Emily: The craft styling in your book is gorgeous and so enticing! For example, the Martinmas (page 117), Bluebirds (page 30), and Owls (page 104) make me smile. Oh my! It is all such a feast for the eyes! Can you tell us a bit about how these scenes were designed and created?
Margaret: Thank you for your kind words!! I had in my mind that each scene would be a little world unto itself for the dolls to inhabit; some of the scenery was constructed even before I created the dolls. The props (such as the trees, grass, and witches house) are made from cardboard and simple in design, which I felt complemented the design of the dolls. I also had in mind that some of the dolls would be photographed among items from nature. When I am in the garden or walking outside, my eyes are always open for fallen branches, moss and acorns which leave my coat pockets perpetually mossy and twiggy.
One underappreciated aspect of the photos is lighting. My husband Paul worked as a commercial photographer for many years prior to his current career, so when he and I shot the photos for the book, Paul put a lot of care and energy into how each scene was lit. I was amazed that we needed such large lighting equipment to take photos of such tiny dolls. But I’m convinced that what truly made each photo shine is, at the start of every photo session, Paul would say to the little dolls, “Okay now, everyone smile!”
Emily: Do your children make lots of peg dolls at home? Do they have favorites?

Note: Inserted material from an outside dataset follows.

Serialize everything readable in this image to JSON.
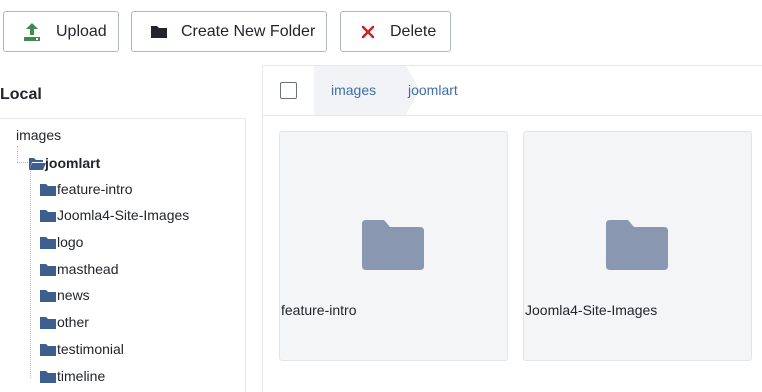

Margaret: My older son will sometimes see me working on dolls and sit down at the table to create his own. Last week he painted up crew members to accompany a pirate peg doll we recently unearthed in a forgotten stash. My little one has a dandelion doll which he calls his baby, and he has three large-sized peg dolls which live in our box of wooden blocks. Many a tragedy has befallen these poor block-box dolls; every time a new home is built, it seems the house is dashed to the ground before they’ve hardly settled in. On a positive note, due to the insistence of my older son, these three larger dolls have recently acquired pencil-drawn noses.
As for favorites, with unbiased hearts, my children seem to love every doll I create. When I make dolls as gifts, my older son inevitably looks woebegone and asks if we can’t just keep them for ourselves.
Emily: What is your idea of a perfect Sunday morning?
Margaret: Oh, gracious. This is embarrassing. There is temptation to inquire whether you could ask a different question instead of fessing up to the fact that we are horribly lazy on Sunday mornings. Paul and I make our way through the Sunday edition of the San Francisco Chronicle and a big pot of coffee. My older son loves to read the comics page, while my little one likes to grab sections of the paper and run circles through the house. I usually make French toast from thick slices of challah, and pajamas are the mandatory dress code until noon. To me, this is perfection.
Emily: Thanks, Margaret! I can’t wait to share your answers with my readers!
Margaret: You are so very welcome!
I have one copy of Making Peg Dolls to give away! Just leave a comment and a way to reach you on this post. I will keep the giveaway open through this coming weekend and and randomly choose one winner on Monday morning.
Disclaimer- This giveaway is for US only. Thanks to all who enter, and good luck! ** This giveaway expired on 2/18 **
The Making Peg Dolls blog tour:
February 4th: The Crafty Crow
February 5th: The Magic Onions
February 6th: The Toymaker
February 7th: Clean
February 8th: Anna Branford
February 11th: Red Bird Crafts
February 12th: Art is a Way
February 13th: Softearth’s World
February 14th: Chocolate Eyes
February 15th: Rhythm and Rhyme
February 18th: Wild Faerie Caps
February 19th: Sacred Dirt